If you’ve been accused of a minor violation under the UCMJ, you may be facing a non-judicial punishment. These non-judicial punishments are typically authorized by your command, and are used as disciplinary measures for small offenses that don’t require formal legal action.
Depending on your branch of service, the non-judicial punishment procedure may be referred to as “Article 15” (Army), “Captain’s Mast” (Navy), or “Office Hours” (Air Force).
Regardless of what it is called, you have rights in the process. In this article we will discuss the Article 15 process, and what you can expect throughout.
When your command believes that you are guilty of violating some Punitive Article under the UCMJ, they will sometimes offer you an Article 15. Accepting the offered Article 15 is not an admission of guilt, nor does it waive your right to speak in your defense.

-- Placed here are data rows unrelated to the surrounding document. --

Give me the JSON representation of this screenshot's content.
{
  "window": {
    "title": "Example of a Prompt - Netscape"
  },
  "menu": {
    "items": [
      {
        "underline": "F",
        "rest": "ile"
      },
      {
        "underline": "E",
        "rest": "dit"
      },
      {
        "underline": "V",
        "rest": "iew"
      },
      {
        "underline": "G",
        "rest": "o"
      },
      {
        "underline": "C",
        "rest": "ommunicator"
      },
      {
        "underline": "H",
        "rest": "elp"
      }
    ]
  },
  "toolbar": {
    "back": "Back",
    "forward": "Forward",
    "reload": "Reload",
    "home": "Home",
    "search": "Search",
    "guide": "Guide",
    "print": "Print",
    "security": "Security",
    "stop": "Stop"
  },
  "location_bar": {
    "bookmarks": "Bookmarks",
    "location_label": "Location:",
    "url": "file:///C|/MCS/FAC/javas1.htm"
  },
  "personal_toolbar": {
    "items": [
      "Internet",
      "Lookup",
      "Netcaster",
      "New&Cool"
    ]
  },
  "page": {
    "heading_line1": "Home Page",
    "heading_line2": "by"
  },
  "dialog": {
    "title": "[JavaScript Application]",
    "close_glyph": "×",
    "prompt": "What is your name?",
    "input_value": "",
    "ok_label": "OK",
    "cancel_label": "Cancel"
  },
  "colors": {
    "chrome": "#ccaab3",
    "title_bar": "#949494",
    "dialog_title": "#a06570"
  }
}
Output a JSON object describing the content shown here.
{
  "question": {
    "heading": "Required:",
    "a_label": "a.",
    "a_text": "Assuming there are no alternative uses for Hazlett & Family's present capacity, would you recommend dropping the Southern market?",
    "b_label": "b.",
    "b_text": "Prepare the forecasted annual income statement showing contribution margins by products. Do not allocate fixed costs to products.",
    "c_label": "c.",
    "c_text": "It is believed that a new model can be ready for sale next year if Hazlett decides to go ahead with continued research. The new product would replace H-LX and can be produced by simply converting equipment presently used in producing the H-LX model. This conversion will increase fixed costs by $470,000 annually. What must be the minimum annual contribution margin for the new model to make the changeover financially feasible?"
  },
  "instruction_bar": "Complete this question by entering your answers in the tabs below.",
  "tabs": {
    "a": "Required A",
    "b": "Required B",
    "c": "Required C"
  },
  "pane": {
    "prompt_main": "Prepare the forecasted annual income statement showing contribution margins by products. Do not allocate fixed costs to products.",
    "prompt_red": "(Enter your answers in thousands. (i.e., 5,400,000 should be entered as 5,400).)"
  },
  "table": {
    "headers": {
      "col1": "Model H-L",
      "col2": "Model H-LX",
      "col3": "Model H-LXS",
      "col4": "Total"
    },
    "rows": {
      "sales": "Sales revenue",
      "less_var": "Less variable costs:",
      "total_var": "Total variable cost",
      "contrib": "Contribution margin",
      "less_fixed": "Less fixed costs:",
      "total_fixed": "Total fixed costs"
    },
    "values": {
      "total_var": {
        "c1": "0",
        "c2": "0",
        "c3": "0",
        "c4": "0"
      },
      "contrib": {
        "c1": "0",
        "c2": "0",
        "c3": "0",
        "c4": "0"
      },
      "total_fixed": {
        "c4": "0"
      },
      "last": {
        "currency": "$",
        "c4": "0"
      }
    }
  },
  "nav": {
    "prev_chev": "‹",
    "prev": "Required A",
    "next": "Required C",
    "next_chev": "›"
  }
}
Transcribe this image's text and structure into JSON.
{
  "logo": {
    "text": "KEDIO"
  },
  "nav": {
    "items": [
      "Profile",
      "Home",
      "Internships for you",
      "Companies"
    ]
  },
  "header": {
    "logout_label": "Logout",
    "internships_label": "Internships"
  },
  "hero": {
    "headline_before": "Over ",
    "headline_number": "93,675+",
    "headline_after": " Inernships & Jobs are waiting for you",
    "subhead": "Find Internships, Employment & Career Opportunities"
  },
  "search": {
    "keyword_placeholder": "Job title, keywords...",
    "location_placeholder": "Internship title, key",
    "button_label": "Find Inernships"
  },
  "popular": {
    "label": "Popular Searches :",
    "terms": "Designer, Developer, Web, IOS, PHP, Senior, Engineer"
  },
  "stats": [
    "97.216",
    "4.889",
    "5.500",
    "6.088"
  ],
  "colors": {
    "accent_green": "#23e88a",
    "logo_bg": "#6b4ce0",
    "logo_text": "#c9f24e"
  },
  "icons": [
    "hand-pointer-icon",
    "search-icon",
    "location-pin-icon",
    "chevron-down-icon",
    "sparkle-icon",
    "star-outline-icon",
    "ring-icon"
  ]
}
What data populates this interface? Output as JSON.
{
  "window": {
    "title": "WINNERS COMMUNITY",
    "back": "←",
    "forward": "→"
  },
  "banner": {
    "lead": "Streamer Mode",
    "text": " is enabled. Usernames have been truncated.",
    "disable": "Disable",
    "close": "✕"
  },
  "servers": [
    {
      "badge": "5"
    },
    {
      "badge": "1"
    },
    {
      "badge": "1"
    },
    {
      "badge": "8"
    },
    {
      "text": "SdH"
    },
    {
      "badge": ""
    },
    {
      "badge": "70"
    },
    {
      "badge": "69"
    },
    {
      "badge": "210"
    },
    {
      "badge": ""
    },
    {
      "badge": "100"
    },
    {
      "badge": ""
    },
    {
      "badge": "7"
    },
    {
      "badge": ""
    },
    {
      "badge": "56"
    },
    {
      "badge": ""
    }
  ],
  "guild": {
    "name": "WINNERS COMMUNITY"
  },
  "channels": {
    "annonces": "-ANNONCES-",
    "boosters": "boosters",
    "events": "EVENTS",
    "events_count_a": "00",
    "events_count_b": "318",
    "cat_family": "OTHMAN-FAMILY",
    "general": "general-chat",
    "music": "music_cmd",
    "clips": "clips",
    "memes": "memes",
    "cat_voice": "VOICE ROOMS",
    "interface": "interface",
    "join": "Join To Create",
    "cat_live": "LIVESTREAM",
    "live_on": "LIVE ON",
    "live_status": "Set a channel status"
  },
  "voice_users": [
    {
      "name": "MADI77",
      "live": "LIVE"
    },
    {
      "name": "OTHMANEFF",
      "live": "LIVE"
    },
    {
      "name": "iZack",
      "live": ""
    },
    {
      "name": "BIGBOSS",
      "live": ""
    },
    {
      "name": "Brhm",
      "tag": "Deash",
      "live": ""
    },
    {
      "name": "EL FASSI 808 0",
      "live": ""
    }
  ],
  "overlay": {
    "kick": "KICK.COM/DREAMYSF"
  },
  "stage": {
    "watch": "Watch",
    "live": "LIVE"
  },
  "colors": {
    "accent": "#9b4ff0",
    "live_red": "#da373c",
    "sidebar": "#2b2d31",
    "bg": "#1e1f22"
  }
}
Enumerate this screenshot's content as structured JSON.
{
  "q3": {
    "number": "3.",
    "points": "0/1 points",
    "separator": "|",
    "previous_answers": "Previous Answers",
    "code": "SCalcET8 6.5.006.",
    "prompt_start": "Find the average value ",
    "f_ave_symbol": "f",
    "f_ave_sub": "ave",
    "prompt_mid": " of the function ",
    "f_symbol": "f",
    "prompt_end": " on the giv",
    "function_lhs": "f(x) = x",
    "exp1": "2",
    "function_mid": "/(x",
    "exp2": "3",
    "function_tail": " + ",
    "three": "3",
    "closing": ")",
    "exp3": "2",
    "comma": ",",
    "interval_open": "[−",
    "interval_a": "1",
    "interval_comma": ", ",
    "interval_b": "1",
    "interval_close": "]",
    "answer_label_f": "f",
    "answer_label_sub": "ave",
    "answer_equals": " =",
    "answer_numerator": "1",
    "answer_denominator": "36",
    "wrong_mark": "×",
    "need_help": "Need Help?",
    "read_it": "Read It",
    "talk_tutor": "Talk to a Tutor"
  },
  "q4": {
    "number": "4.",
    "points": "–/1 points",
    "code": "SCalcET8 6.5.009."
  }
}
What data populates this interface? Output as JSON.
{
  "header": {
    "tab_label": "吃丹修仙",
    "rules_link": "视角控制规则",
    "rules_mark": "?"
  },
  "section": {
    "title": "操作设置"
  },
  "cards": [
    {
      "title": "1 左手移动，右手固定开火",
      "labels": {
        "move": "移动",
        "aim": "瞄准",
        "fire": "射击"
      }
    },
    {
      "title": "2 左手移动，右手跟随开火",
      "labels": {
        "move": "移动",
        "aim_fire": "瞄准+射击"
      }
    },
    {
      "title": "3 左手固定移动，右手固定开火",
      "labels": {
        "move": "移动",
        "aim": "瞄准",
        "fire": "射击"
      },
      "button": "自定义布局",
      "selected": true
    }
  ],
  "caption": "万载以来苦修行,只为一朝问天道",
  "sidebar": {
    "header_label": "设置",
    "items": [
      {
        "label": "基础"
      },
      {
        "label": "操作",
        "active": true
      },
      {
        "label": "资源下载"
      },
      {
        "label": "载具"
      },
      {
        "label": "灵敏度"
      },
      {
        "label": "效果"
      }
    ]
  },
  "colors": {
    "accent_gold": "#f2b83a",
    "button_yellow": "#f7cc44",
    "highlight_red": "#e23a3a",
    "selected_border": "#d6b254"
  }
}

Accepting an Article 15 simply means that you are giving your command the authority to become the judge and jury over your minor violation. The servicemember contemplating accepting an Article 15, and pleading not guilty, should know that it is very rare for the Commanding Officer to find a servicemember that is the subject of the Article 15 not guilty. Thus, a servicemember who believes they have been falsely accused, should not assume they will be able to convince their Commanding Officer of their innocence.
Once offered an Article 15, you have the choice to either accept or refuse. Accepting it will waive any judicial process or rights to a court martial trial, and allow your commander to rule on your guilt—and determine your punishment if found guilty.
If you accept the Article 15 you will have the opportunity to present your side of the events and any relevant evidence or circumstances to your command. You are also permitted to present witnesses to the fact or character witnesses at this stage. Because the Military Rules of Evidence are not applicable at Article 15 hearings, written statements or other relevant documentation can be presented in lieu of witness attendance, but, as stated above, Commanding Officers rarely find the servicemember not guilty at Article 15.
Should you refuse the Article 15, your command will then have to determine whether to drop the case (highly unlikely), refer the case to a court-martial, where the penalties could include rank reduction, pay decrease, jail time, or a federal conviction. The command could also decide to take your case to a contested administrative separation board.
Depending on your rank, and the rank of your imposing commander, maximum punishments are as follows:
Your command will also have the ability to suspend some or all of the imposed sentence.
Because punishments for Article 15 infractions can range from minor to severe, it is important that you consult with an experienced military law attorney before deciding whether to accept or turn down Article 15. An attorney can assist you in finding and presenting relevant factors and extenuating circumstances that led to the infraction. They can also aide in negotiating punishments, or having the Article 15 thrown out altogether.
If you’re facing an Article 15, it is important that you have an aggressive, experienced representative on your side. To discuss your personal circumstances with a qualified military law attorney, contact the Military Justice Attorneys team today.